> _Your objective_:
Set every record down again, identical to the original.

> _Records for this exercise_:
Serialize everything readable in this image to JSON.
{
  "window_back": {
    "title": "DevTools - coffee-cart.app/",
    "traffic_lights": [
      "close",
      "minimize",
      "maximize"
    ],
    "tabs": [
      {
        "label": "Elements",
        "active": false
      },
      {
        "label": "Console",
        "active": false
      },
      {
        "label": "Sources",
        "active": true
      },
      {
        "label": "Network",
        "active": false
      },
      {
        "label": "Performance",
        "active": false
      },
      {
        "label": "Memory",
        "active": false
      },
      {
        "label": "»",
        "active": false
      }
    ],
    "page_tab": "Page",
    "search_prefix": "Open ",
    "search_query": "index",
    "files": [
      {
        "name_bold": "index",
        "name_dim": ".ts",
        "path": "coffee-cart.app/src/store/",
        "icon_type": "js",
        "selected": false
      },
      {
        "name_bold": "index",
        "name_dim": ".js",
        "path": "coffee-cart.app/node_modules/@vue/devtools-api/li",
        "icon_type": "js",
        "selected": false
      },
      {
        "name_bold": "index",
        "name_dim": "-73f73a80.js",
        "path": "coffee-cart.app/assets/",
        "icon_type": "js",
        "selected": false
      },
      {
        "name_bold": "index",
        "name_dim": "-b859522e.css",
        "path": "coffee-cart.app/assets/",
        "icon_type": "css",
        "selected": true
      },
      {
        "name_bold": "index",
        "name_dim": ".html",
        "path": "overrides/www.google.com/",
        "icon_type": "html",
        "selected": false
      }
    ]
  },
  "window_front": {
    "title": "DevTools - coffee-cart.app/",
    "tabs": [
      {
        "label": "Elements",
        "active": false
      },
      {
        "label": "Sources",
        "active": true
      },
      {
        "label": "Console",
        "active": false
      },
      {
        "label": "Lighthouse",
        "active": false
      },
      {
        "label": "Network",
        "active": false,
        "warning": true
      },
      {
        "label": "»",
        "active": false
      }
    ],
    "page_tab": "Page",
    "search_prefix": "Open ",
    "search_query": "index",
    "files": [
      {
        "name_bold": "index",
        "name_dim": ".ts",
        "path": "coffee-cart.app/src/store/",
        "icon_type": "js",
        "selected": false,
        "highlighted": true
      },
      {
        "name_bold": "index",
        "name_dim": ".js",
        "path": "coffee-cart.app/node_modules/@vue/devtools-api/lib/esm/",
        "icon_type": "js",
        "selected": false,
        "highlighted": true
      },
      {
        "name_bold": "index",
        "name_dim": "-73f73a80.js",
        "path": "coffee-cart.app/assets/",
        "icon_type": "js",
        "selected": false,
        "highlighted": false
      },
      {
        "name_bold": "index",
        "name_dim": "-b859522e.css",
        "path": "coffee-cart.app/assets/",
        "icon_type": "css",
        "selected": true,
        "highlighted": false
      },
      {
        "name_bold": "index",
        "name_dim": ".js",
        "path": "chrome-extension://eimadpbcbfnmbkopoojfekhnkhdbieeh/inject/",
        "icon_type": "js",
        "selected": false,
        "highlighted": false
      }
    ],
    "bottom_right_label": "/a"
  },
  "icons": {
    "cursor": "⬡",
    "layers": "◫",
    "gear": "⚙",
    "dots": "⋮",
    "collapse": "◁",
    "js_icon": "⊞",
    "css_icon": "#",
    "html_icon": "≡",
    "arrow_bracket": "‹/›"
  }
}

> _Answer to this task_:
Serialize everything readable in this image to JSON.
{
  "window_back": {
    "title": "DevTools - coffee-cart.app/",
    "traffic_lights": [
      "close",
      "minimize",
      "maximize"
    ],
    "tabs": [
      {
        "label": "Elements",
        "active": false
      },
      {
        "label": "Console",
        "active": false
      },
      {
        "label": "Sources",
        "active": true
      },
      {
        "label": "Network",
        "active": false
      },
      {
        "label": "Performance",
        "active": false
      },
      {
        "label": "Memory",
        "active": false
      },
      {
        "label": "»",
        "active": false
      }
    ],
    "page_tab": "Page",
    "search_prefix": "Open ",
    "search_query": "index",
    "files": [
      {
        "name_bold": "index",
        "name_dim": ".ts",
        "path": "coffee-cart.app/src/store/",
        "icon_type": "js",
        "selected": false
      },
      {
        "name_bold": "index",
        "name_dim": ".js",
        "path": "coffee-cart.app/node_modules/@vue/devtools-api/li",
        "icon_type": "js",
        "selected": false
      },
      {
        "name_bold": "index",
        "name_dim": "-73f73a80.js",
        "path": "coffee-cart.app/assets/",
        "icon_type": "js",
        "selected": false
      },
      {
        "name_bold": "index",
        "name_dim": "-b859522e.css",
        "path": "coffee-cart.app/assets/",
        "icon_type": "css",
        "selected": true
      },
      {
        "name_bold": "index",
        "name_dim": ".html",
        "path": "overrides/www.google.com/",
        "icon_type": "html",
        "selected": false
      }
    ]
  },
  "window_front": {
    "title": "DevTools - coffee-cart.app/",
    "tabs": [
      {
        "label": "Elements",
        "active": false
      },
      {
        "label": "Sources",
        "active": true
      },
      {
        "label": "Console",
        "active": false
      },
      {
        "label": "Lighthouse",
        "active": false
      },
      {
        "label": "Network",
        "active": false,
        "warning": true
      },
      {
        "label": "»",
        "active": false
      }
    ],
    "page_tab": "Page",
    "search_prefix": "Open ",
    "search_query": "index",
    "files": [
      {
        "name_bold": "index",
        "name_dim": ".ts",
        "path": "coffee-cart.app/src/store/",
        "icon_type": "js",
        "selected": false,
        "highlighted": true
      },
      {
        "name_bold": "index",
        "name_dim": ".js",
        "path": "coffee-cart.app/node_modules/@vue/devtools-api/lib/esm/",
        "icon_type": "js",
        "selected": false,
        "highlighted": true
      },
      {
        "name_bold": "index",
        "name_dim": "-73f73a80.js",
        "path": "coffee-cart.app/assets/",
        "icon_type": "js",
        "selected": false,
        "highlighted": false
      },
      {
        "name_bold": "index",
        "name_dim": "-b859522e.css",
        "path": "coffee-cart.app/assets/",
        "icon_type": "css",
        "selected": true,
        "highlighted": false
      },
      {
        "name_bold": "index",
        "name_dim": ".js",
        "path": "chrome-extension://eimadpbcbfnmbkopoojfekhnkhdbieeh/inject/",
        "icon_type": "js",
        "selected": false,
        "highlighted": false
      }
    ],
    "bottom_right_label": "/a"
  },
  "icons": {
    "cursor": "⬡",
    "layers": "◫",
    "gear": "⚙",
    "dots": "⋮",
    "collapse": "◁",
    "js_icon": "⊞",
    "css_icon": "#",
    "html_icon": "≡",
    "arrow_bracket": "‹/›"
  }
}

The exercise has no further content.